“When robots are used to care for the vulnerable or the elderly or children – some roboticists are worried about robots being used as substitutes for people in those roles,” Winfield said. “Robots can be very useful in therapeutic roles, particularly with autistic children, for example, but they should not replace that human contact – they should be an addition.”
In a related matter, initial tests of GeckoSystems’ new "collision proof" wheelchair are complete. Videos on the company’s website show the safety features of a power wheelchair upgraded with GeckoSystems technology. You can view videos by clicking here.
Meanwhile, Winfield says he is opposed to turning robots into part of a military force.

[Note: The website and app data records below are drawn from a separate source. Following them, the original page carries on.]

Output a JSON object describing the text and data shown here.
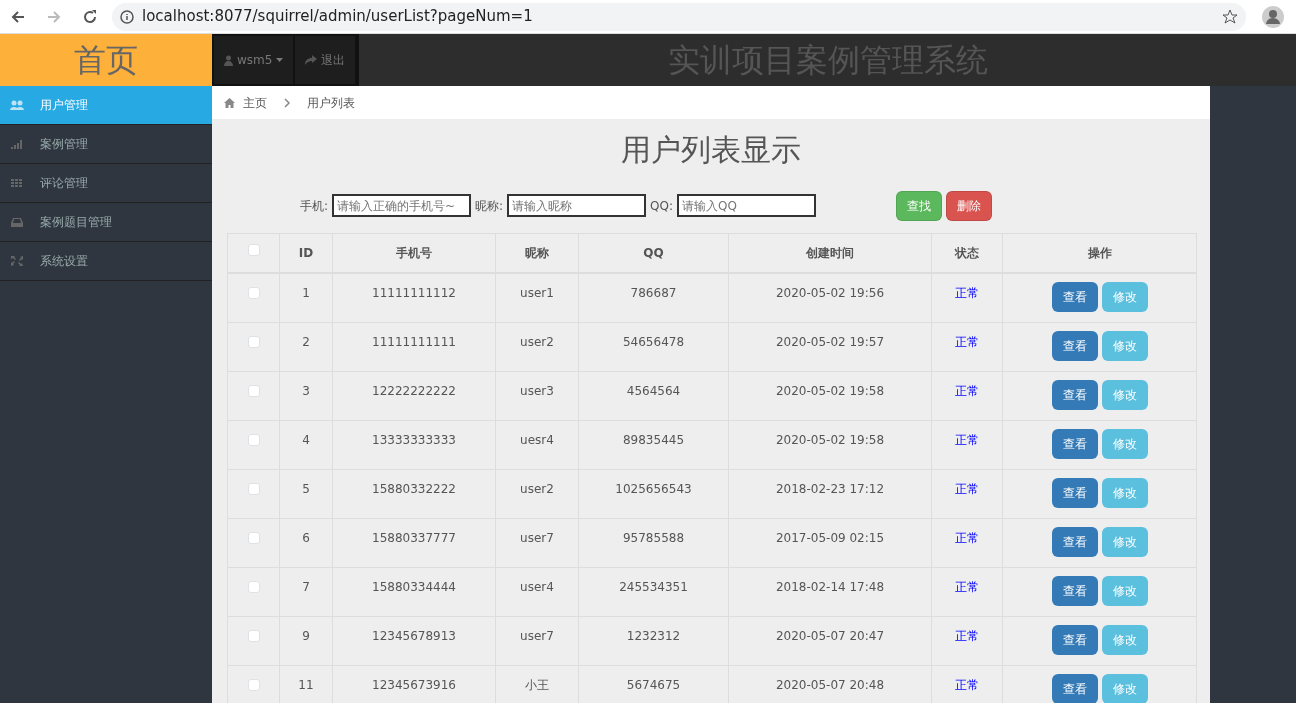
{
  "browser": {
    "url": "localhost:8077/squirrel/admin/userList?pageNum=1"
  },
  "header": {
    "logo": "首页",
    "user": "wsm5",
    "logout": "退出",
    "title": "实训项目案例管理系统"
  },
  "sidebar": {
    "items": [
      {
        "label": "用户管理",
        "selected": true
      },
      {
        "label": "案例管理",
        "selected": false
      },
      {
        "label": "评论管理",
        "selected": false
      },
      {
        "label": "案例题目管理",
        "selected": false
      },
      {
        "label": "系统设置",
        "selected": false
      }
    ]
  },
  "breadcrumb": [
    "主页",
    "用户列表"
  ],
  "page_title": "用户列表显示",
  "filters": [
    {
      "label": "手机:",
      "placeholder": "请输入正确的手机号~"
    },
    {
      "label": "昵称:",
      "placeholder": "请输入昵称"
    },
    {
      "label": "QQ:",
      "placeholder": "请输入QQ"
    }
  ],
  "actions": [
    {
      "label": "查找",
      "kind": "success"
    },
    {
      "label": "删除",
      "kind": "danger"
    }
  ],
  "table": {
    "select_all_checked": false,
    "columns": [
      "ID",
      "手机号",
      "昵称",
      "QQ",
      "创建时间",
      "状态",
      "操作"
    ],
    "rows": [
      {
        "checked": false,
        "cells": [
          "1",
          "11111111112",
          "user1",
          "786687",
          "2020-05-02 19:56"
        ],
        "status": "正常",
        "buttons": [
          "查看",
          "修改"
        ]
      },
      {
        "checked": false,
        "cells": [
          "2",
          "11111111111",
          "user2",
          "54656478",
          "2020-05-02 19:57"
        ],
        "status": "正常",
        "buttons": [
          "查看",
          "修改"
        ]
      },
      {
        "checked": false,
        "cells": [
          "3",
          "12222222222",
          "user3",
          "4564564",
          "2020-05-02 19:58"
        ],
        "status": "正常",
        "buttons": [
          "查看",
          "修改"
        ]
      },
      {
        "checked": false,
        "cells": [
          "4",
          "13333333333",
          "uesr4",
          "89835445",
          "2020-05-02 19:58"
        ],
        "status": "正常",
        "buttons": [
          "查看",
          "修改"
        ]
      },
      {
        "checked": false,
        "cells": [
          "5",
          "15880332222",
          "user2",
          "1025656543",
          "2018-02-23 17:12"
        ],
        "status": "正常",
        "buttons": [
          "查看",
          "修改"
        ]
      },
      {
        "checked": false,
        "cells": [
          "6",
          "15880337777",
          "user7",
          "95785588",
          "2017-05-09 02:15"
        ],
        "status": "正常",
        "buttons": [
          "查看",
          "修改"
        ]
      },
      {
        "checked": false,
        "cells": [
          "7",
          "15880334444",
          "user4",
          "245534351",
          "2018-02-14 17:48"
        ],
        "status": "正常",
        "buttons": [
          "查看",
          "修改"
        ]
      },
      {
        "checked": false,
        "cells": [
          "9",
          "12345678913",
          "user7",
          "1232312",
          "2020-05-07 20:47"
        ],
        "status": "正常",
        "buttons": [
          "查看",
          "修改"
        ]
      },
      {
        "checked": false,
        "cells": [
          "11",
          "12345673916",
          "小王",
          "5674675",
          "2020-05-07 20:48"
        ],
        "status": "正常",
        "buttons": [
          "查看",
          "修改"
        ]
      }
    ]
  }
}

“We should not put guns on robots…. They do not have the sensory sophistication or artificial intelligence to make that kind of decision. That’s partly a technical argument but it’s also a moral one – should we have robots to fight our wars for us?”
In related news, an unnamed defense manufacturer from the United Kingdom may work with GeckoSystems in the United States and Europe.
The UK-based company features “semi-autonomous unmanned vehicles” which can travel either in the air or on the ground.
"We have diligently searched for a sophisticated defense contractor who would be cognizant of the potentially lethal applications of robotic software technologies," Martin Spencer, president/CEO, GeckoSystems International, said in a company statement that appeared on TMCnet.Ed Silverstein is a TMCnet contributor. To read more of his articles, please visit his columnist page.
Edited by Rich Steeves